Mortgage foreclosure has become one of the major contributing factors to the downfall of the U.S. economy. Steve Preston, secretary of the U.S. Department of Housing and Urban Development, states "HUD anticipates seeing more than 2 million foreclosures by the end of 2009."

The rise in mortgage foreclosure began due to subprime lending practices. Housing prices were overinflated and borrowers were allowed to purchase homes they could not afford. The banking crisis in the fall of 2008 set off an unprecedented series of events including the highest unemployment rates seen since the Great Depression.

Skyrocketing unemployment led to the second phase of mortgage default. According to a recent report published by the U.S. Department of Labor, "the fiscal year-to-date average for seasonally adjusted insured unemployment for all programs is 5.767 million."

Nearly one-third of the unemployed filed personal bankruptcy in an attempt to avoid foreclosure. Others simply walked away from their homes, leaving neighborhoods all across America bearing the burden of foreclosure homes.

The Center for Responsible Lending published a report in May 2009, projecting 2.4 million mortgage foreclosures will occur in 2009, with an additional 9 million more occurring between 2010 and 2012. The report goes on to claim, "property values will drop an average of $20,300; resulting in a total of $1.9 trillion in real estate losses."

When individuals borrow money from a lending institution or private investor to purchase real estate, a mortgage note is executed outlining the terms of the agreement. The property is used as collateral to secure the note.

When borrowers become delinquent on their home mortgage, lenders send out a Notice of Default, outlining what action they will take if borrowers do not repay their debt. If the borrower ignores the lender, the next step of action requires lenders to file a Lis Pendens through the court.

Lis Pendens is often referred to as preforeclosure; meaning the borrower still has an opportunity to stop foreclosure. This can be accomplished by curing mortgage arrears, obtaining a loan modification, or authorization to short sale the home.

If borrowers discover erroneous information in the Lis Pendens, they have twenty days to respond to their lender and challenge the mortgage foreclosure lawsuit. The court is given forty days to respond to borrowers' complaints and show just cause for foreclosure.

Mortgage foreclosure challenges can continue back and forth between borrowers and the courts; slowing down the process for a year or more. If borrowers are able to resolve the issues and devise a repayment plan, they can stay in their home. Otherwise, lenders will eventually force them out.
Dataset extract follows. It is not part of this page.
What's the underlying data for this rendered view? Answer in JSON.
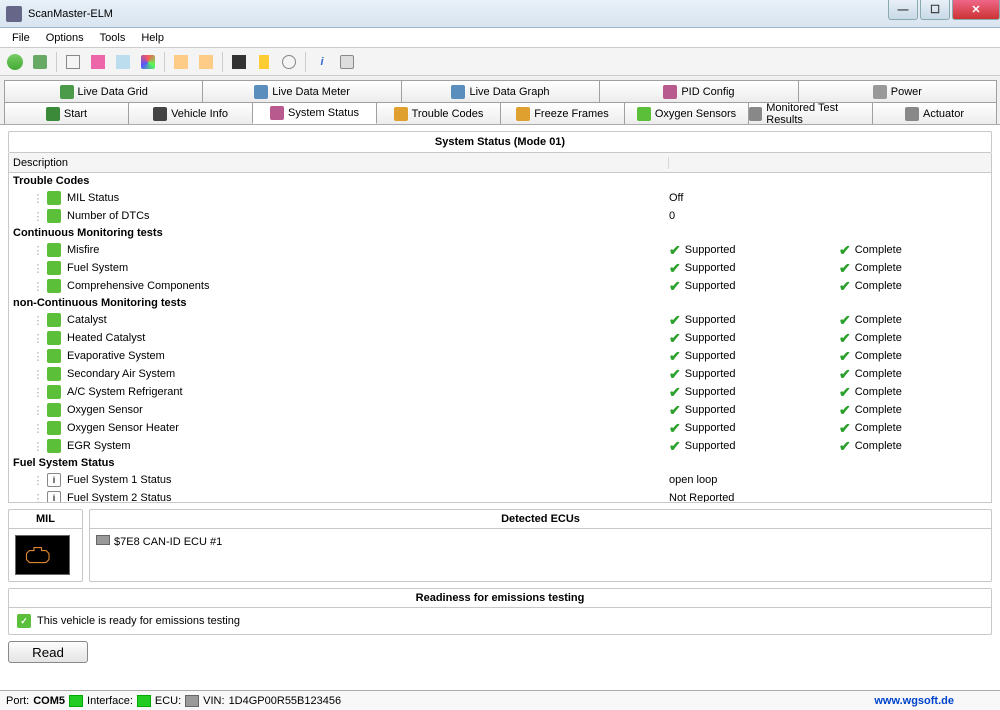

Most people do not understand the economic impact foreclosure property causes. Not only do lenders incur financial losses, entire communities are affected. Vacant homes are a magnet for unscrupulous people; attracting graffiti artists, drug dealers, squatters and vandals.

Many vacant homes become dumping grounds with overgrown weeds and unattended swimming pools; creating health hazards within the community. Code enforcement agencies are left with no choice but to file liens against previous homeowners, which in turn create a financial burden for local taxpayers. Law enforcement agencies are over burdened with crime activity. It's a never-ending cycle.

As a real estate investor, I have never witnessed a crisis such as the one we are currently facing. While I do not claim to have the answer, I can provide solutions to individuals facing mortgage loan foreclosure.

I buy houses from borrowers unable to continue making mortgage payments. If you need to sell your home to stop foreclosure or satisfy a short sale, submit information regarding your property via the "we buy houses" form. While I cannot single handedly solve the foreclosure crisis, I might be able to help you stop yours.